The House previously voted in March to condemn the Trump administration’s transgender troops policy. At that time, five Republicans joined all Democrats in supporting the measure.

The Pentagon’s policy, which took effect in April, bans most transgender people from serving in the military unless they serve in their biological sex or were grandfathered in under the 2016 open-service policy.

The Trump administration and its allies deny the policy is a ban because of the carve-outs.

“This amendment risks undermining the readiness of our military at a time when we can least afford it,” Rep. Ken CalvertKenneth (Ken) Stanton CalvertMORE (R-Calif.) said on the floor. “This current policy is not, I repeat, not a ban on service by transgender individuals. It carefully balances the readiness needs of the military with the medical needs of transgender individuals who wish to serve.”

Opponents argue the policy effectively is a ban akin to the defunct “don’t ask, don’t tell” policy that banned gay, lesbian and bisexual troops from serving openly.

Four lawsuits against the policy are still pending.

The March resolution against the policy was nonbinding, whereas Tuesday’s amendment would have an effect if it were to become law.

But the amendment is unlikely to become law. Still, LGBT advocates were tracking the House vote as sending a message.

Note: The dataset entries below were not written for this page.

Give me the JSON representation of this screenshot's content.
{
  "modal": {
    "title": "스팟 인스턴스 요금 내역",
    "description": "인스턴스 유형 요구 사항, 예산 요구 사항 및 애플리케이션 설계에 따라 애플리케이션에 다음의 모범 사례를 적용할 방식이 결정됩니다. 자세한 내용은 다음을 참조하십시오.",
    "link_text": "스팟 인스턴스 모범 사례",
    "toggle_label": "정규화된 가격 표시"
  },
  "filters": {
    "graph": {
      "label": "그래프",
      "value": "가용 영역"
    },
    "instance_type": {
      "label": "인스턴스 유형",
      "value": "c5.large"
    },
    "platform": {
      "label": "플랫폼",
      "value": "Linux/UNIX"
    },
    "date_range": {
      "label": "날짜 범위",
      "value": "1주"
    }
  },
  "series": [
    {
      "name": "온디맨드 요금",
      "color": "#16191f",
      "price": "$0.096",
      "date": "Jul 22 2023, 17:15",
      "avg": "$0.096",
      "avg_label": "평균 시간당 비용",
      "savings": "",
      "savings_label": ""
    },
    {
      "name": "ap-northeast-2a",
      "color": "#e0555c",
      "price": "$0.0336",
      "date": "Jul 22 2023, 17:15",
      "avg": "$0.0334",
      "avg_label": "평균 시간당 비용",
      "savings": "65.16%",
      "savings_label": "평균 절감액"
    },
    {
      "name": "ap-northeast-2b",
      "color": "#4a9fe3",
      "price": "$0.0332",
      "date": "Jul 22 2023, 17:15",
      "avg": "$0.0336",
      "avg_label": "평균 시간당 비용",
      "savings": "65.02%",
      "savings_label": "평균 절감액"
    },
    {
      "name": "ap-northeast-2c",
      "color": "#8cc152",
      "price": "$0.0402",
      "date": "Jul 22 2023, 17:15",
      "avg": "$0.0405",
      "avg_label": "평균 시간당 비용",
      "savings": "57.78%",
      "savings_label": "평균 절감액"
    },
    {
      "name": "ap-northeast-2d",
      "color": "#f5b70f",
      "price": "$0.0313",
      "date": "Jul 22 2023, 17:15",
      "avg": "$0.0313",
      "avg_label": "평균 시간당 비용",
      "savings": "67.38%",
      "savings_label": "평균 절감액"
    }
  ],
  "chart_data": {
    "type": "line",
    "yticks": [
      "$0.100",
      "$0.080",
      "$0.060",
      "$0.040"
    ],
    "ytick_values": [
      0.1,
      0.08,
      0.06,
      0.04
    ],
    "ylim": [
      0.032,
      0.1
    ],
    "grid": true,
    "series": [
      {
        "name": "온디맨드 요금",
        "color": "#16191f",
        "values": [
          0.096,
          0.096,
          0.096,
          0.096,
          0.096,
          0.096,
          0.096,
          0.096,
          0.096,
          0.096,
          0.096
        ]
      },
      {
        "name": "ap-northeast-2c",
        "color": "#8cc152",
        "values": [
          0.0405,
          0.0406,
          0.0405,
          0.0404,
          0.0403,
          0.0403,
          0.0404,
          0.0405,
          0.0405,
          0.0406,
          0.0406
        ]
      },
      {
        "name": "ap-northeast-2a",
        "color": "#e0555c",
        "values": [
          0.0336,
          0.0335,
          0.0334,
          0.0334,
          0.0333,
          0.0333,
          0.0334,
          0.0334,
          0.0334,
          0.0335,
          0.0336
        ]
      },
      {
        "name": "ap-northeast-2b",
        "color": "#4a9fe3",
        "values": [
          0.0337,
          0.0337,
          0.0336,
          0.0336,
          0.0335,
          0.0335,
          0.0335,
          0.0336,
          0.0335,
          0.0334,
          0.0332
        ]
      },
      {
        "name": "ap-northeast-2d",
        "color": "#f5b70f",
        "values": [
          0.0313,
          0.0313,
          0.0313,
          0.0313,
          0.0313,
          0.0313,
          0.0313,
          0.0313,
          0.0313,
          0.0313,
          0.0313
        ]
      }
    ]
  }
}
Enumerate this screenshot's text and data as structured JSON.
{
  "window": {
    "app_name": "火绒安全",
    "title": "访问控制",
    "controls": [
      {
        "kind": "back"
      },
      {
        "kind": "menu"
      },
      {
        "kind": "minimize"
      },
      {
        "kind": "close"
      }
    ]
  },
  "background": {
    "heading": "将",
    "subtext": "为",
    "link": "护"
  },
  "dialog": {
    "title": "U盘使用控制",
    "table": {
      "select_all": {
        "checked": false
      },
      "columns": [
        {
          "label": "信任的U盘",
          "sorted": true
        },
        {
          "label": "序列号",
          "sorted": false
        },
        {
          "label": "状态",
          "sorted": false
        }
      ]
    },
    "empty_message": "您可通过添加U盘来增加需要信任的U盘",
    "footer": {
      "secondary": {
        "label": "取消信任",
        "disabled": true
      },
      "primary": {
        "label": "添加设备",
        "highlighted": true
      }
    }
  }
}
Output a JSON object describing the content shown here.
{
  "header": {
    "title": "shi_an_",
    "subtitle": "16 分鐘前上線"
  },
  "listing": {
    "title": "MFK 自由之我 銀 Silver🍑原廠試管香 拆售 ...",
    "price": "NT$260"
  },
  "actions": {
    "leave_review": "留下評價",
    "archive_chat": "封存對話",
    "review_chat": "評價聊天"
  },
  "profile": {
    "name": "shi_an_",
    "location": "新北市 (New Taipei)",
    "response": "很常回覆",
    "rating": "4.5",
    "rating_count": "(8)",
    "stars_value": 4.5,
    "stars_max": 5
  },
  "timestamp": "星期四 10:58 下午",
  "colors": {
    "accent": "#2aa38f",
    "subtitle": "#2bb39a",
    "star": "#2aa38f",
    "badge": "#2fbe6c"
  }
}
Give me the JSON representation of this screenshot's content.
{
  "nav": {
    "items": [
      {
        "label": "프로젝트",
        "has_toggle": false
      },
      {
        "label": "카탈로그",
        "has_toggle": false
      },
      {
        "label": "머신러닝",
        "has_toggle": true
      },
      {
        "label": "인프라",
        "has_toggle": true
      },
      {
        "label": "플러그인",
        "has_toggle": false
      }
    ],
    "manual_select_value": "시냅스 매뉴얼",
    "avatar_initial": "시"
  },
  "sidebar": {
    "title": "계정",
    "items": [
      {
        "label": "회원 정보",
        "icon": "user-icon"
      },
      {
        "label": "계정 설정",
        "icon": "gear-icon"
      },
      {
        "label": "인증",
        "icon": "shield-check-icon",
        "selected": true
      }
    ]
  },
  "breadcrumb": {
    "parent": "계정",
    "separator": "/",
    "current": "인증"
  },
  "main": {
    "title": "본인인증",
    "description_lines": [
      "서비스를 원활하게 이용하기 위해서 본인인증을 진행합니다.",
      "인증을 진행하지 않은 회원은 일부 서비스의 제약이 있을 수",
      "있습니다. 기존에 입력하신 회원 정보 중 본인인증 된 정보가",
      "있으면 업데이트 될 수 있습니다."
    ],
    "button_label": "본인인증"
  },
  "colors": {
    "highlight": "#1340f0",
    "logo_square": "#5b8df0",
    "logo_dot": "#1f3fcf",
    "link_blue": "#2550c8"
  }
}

"Military leaders don’t want this ban and the American people don’t want this ban -- including a growing percentage of the president’s own party," Shannon Minter, legal director of the National Center for Lesbian Rights, said in a statement Wednesday. "We won’t stop fighting in the courts to end the ban for good, and we applaud members of Congress for continuing to fight for our transgender service members as well.”

House Democrats are also expected to bring a transgender troops amendment to the floor when they debate the annual defense policy bill in the coming weeks.

Updated at 9:24 a.m. Wednesday